HOUGHTON - The isolation of many communities in the Upper Peninsula can present problems as far as getting affordable energy is concerned, and that and other energy topics were the focus of the quarterly meeting of the Upper Peninsula Economic Development Alliance Friday at the Michigan Technological University Advanced Technology Development Center in Houghton.
Kim Stoker, executive director of the Western Upper Peninsula Planning & Development Region, said people involved with development in the U.P. have been discussing about the special needs of the U.P. for some time.
"We decided a long time ago on energy, transportation and communication," he said.
Daily Mining Gazette/Kurt Hauglie

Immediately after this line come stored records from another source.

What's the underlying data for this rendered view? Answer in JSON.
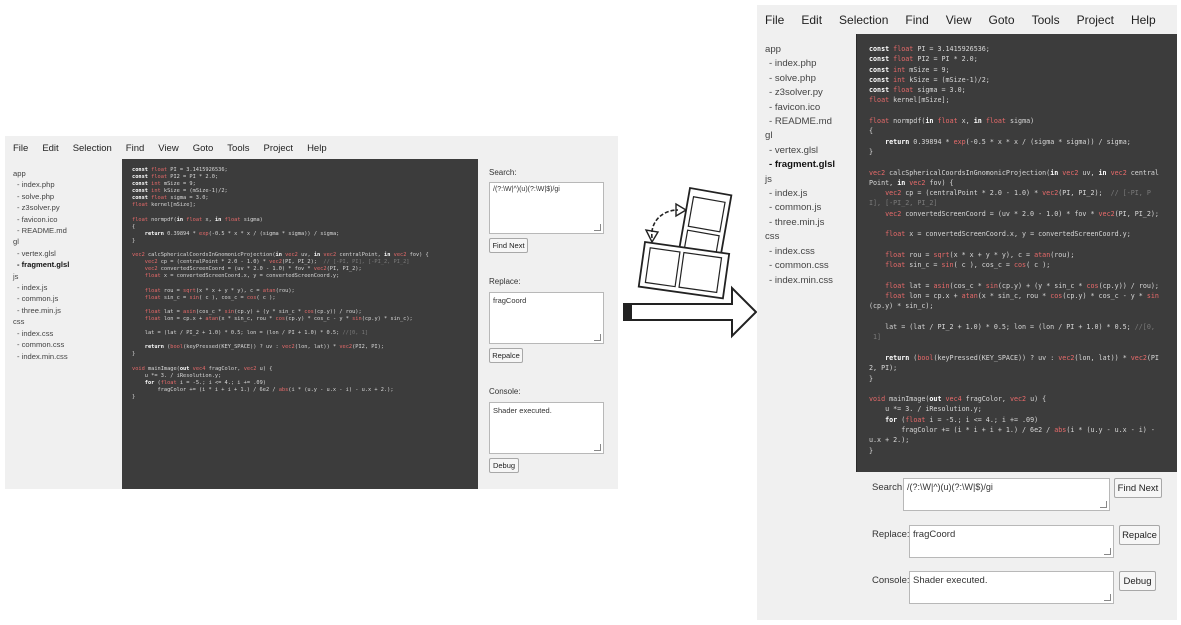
{
  "menu": [
    "File",
    "Edit",
    "Selection",
    "Find",
    "View",
    "Goto",
    "Tools",
    "Project",
    "Help"
  ],
  "tree": [
    {
      "label": "app",
      "kind": "folder"
    },
    {
      "label": "- index.php",
      "kind": "file"
    },
    {
      "label": "- solve.php",
      "kind": "file"
    },
    {
      "label": "- z3solver.py",
      "kind": "file"
    },
    {
      "label": "- favicon.ico",
      "kind": "file"
    },
    {
      "label": "- README.md",
      "kind": "file"
    },
    {
      "label": "gl",
      "kind": "folder"
    },
    {
      "label": "- vertex.glsl",
      "kind": "file"
    },
    {
      "label": "- fragment.glsl",
      "kind": "selected"
    },
    {
      "label": "js",
      "kind": "folder"
    },
    {
      "label": "- index.js",
      "kind": "file"
    },
    {
      "label": "- common.js",
      "kind": "file"
    },
    {
      "label": "- three.min.js",
      "kind": "file"
    },
    {
      "label": "css",
      "kind": "folder"
    },
    {
      "label": "- index.css",
      "kind": "file"
    },
    {
      "label": "- common.css",
      "kind": "file"
    },
    {
      "label": "- index.min.css",
      "kind": "file"
    }
  ],
  "code_small": [
    "<k>const</k> <t>float</t> PI = 3.1415926536;",
    "<k>const</k> <t>float</t> PI2 = PI * 2.0;",
    "<k>const</k> <t>int</t> mSize = 9;",
    "<k>const</k> <t>int</t> kSize = (mSize-1)/2;",
    "<k>const</k> <t>float</t> sigma = 3.0;",
    "<t>float</t> kernel[mSize];",
    "",
    "<t>float</t> normpdf(<k>in</k> <t>float</t> x, <k>in</k> <t>float</t> sigma)",
    "{",
    "    <k>return</k> 0.39894 * <f>exp</f>(-0.5 * x * x / (sigma * sigma)) / sigma;",
    "}",
    "",
    "<t>vec2</t> calcSphericalCoordsInGnomonicProjection(<k>in</k> <t>vec2</t> uv, <k>in</k> <t>vec2</t> centralPoint, <k>in</k> <t>vec2</t> fov) {",
    "    <t>vec2</t> cp = (centralPoint * 2.0 - 1.0) * <t>vec2</t>(PI, PI_2);  <c>// [-PI, PI], [-PI_2, PI_2]</c>",
    "    <t>vec2</t> convertedScreenCoord = (uv * 2.0 - 1.0) * fov * <t>vec2</t>(PI, PI_2);",
    "    <t>float</t> x = convertedScreenCoord.x, y = convertedScreenCoord.y;",
    "",
    "    <t>float</t> rou = <f>sqrt</f>(x * x + y * y), c = <f>atan</f>(rou);",
    "    <t>float</t> sin_c = <f>sin</f>( c ), cos_c = <f>cos</f>( c );",
    "",
    "    <t>float</t> lat = <f>asin</f>(cos_c * <f>sin</f>(cp.y) + (y * sin_c * <f>cos</f>(cp.y)) / rou);",
    "    <t>float</t> lon = cp.x + <f>atan</f>(x * sin_c, rou * <f>cos</f>(cp.y) * cos_c - y * <f>sin</f>(cp.y) * sin_c);",
    "",
    "    lat = (lat / PI_2 + 1.0) * 0.5; lon = (lon / PI + 1.0) * 0.5; <c>//[0, 1]</c>",
    "",
    "    <k>return</k> (<f>bool</f>(keyPressed(KEY_SPACE)) ? uv : <t>vec2</t>(lon, lat)) * <t>vec2</t>(PI2, PI);",
    "}",
    "",
    "<t>void</t> mainImage(<k>out</k> <t>vec4</t> fragColor, <t>vec2</t> u) {",
    "    u *= 3. / iResolution.y;",
    "    <k>for</k> (<t>float</t> i = -5.; i <= 4.; i += .09)",
    "        fragColor += (i * i + i + 1.) / 6e2 / <f>abs</f>(i * (u.y - u.x - i) - u.x + 2.);",
    "}"
  ],
  "code_large": [
    "<k>const</k> <t>float</t> PI = 3.1415926536;",
    "<k>const</k> <t>float</t> PI2 = PI * 2.0;",
    "<k>const</k> <t>int</t> mSize = 9;",
    "<k>const</k> <t>int</t> kSize = (mSize-1)/2;",
    "<k>const</k> <t>float</t> sigma = 3.0;",
    "<t>float</t> kernel[mSize];",
    "",
    "<t>float</t> normpdf(<k>in</k> <t>float</t> x, <k>in</k> <t>float</t> sigma)",
    "{",
    "    <k>return</k> 0.39894 * <f>exp</f>(-0.5 * x * x / (sigma * sigma)) / sigma;",
    "}",
    "",
    "<t>vec2</t> calcSphericalCoordsInGnomonicProjection(<k>in</k> <t>vec2</t> uv, <k>in</k> <t>vec2</t> central",
    "Point, <k>in</k> <t>vec2</t> fov) {",
    "    <t>vec2</t> cp = (centralPoint * 2.0 - 1.0) * <t>vec2</t>(PI, PI_2);  <c>// [-PI, P</c>",
    "<c>I], [-PI_2, PI_2]</c>",
    "    <t>vec2</t> convertedScreenCoord = (uv * 2.0 - 1.0) * fov * <t>vec2</t>(PI, PI_2);",
    "",
    "    <t>float</t> x = convertedScreenCoord.x, y = convertedScreenCoord.y;",
    "",
    "    <t>float</t> rou = <f>sqrt</f>(x * x + y * y), c = <f>atan</f>(rou);",
    "    <t>float</t> sin_c = <f>sin</f>( c ), cos_c = <f>cos</f>( c );",
    "",
    "    <t>float</t> lat = <f>asin</f>(cos_c * <f>sin</f>(cp.y) + (y * sin_c * <f>cos</f>(cp.y)) / rou);",
    "    <t>float</t> lon = cp.x + <f>atan</f>(x * sin_c, rou * <f>cos</f>(cp.y) * cos_c - y * <f>sin</f>",
    "(cp.y) * sin_c);",
    "",
    "    lat = (lat / PI_2 + 1.0) * 0.5; lon = (lon / PI + 1.0) * 0.5; <c>//[0,</c>",
    "<c> 1]</c>",
    "",
    "    <k>return</k> (<f>bool</f>(keyPressed(KEY_SPACE)) ? uv : <t>vec2</t>(lon, lat)) * <t>vec2</t>(PI",
    "2, PI);",
    "}",
    "",
    "<t>void</t> mainImage(<k>out</k> <t>vec4</t> fragColor, <t>vec2</t> u) {",
    "    u *= 3. / iResolution.y;",
    "    <k>for</k> (<t>float</t> i = -5.; i <= 4.; i += .09)",
    "        fragColor += (i * i + i + 1.) / 6e2 / <f>abs</f>(i * (u.y - u.x - i) -",
    "u.x + 2.);",
    "}"
  ],
  "panel": {
    "search_label": "Search:",
    "search_value": "/(?:\\W|^)(u)(?:\\W|$)/gi",
    "find_next": "Find Next",
    "replace_label": "Replace:",
    "replace_value": "fragCoord",
    "replace_button": "Repalce",
    "console_label": "Console:",
    "console_value": "Shader executed.",
    "debug_button": "Debug"
  },
  "colors": {
    "editor_bg": "#3c3c3c",
    "window_bg": "#f0f0f0",
    "keyword": "#ffffff",
    "type": "#e86a6a",
    "comment": "#7a7a7a"
  }
}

Kim Stoker, executive director of the Western Upper Peninsula Planning and Development region, addresses the audience Friday during the quarterly meeting of the Upper Peninsula Economic Development Alliance at the Michigan Technological University Advanced Technology Development Center in Houghton. The attendees, who included representatives from energy companies, business, and state and federal government, focused the meeting on energy needs for the Upper Peninsula.
Stoker said the cost of electricity is an issue for many residents in the U.P. There are 2,600 household customers with a particular power company behind on their utility bills.
Also involved with the meeting were the Central Upper Peninsula Planning & Development Regional Commission, and the Eastern Upper Peninsula Regional Planning & Development Commission.
The meeting Friday consisted of a teleconference from Lansing with Valerie M. Brader, deputy legal counsel and senior policy advisor to Gov. Rick Snyder. Brader spoke about the governor's energy plans then answered questions for those attending the meeting in Houghton. After a meal break, there were panel discussions on affordable energy, the future of energy resources in the U.P., and alternative energy.
Brader said there are special challenges for affordable energy delivery in the U.P. related to topography and the isolation of some communities.
The governor's energy plan includes affordability, reliability and protection of the environment, Brader said. Developing such a plan requires trying to decide what needs will be in the future, and that can present problems.
"We cannot predict the future with reliability," she said.
Brader said Snyder's energy plan includes expanding the use of renewables, including biofuels, which could benefit the forest industry in the U.P.
The cost of energy in Michigan is 6 percent higher than the average for the rest of the country, Brader said, and the governor wants to do something about bringing the cost down for residential and business customers.
Brader said in developing an energy plan, the governor wants to make sure environmental protections are in place, including reducing mercury, which predominantly comes from power plant emissions, reduce acid rain and reduce particulate emissions.
The governor wants whatever energy systems are developed for the state to be reliable, Brader said.
"We need to make sure we have enough reliability at all times," she said.
Brader said it's important for the distribution of electricity in the U.P. to find a way to keep operating the Presque Isle Power Plant in Marquette, which plant owner Wisconsin Electric Power Co. wants to sell.
Although the governor is considering alternative energy sources, in the near future large power plants such as PIPP are needed to provide power for the U.P.
It will cost between $250 million and $750 million to improve electricity transmission wires, Brader said, but it may be less expensive to build new plants.
"There are plenty of plants that cost a lot less than that," she said. "We're really focused on that."
Snyder wants to implement the parts of his energy plan soon, Brader said. "The governor is ready this year to realize as many of these goals as possible," she said.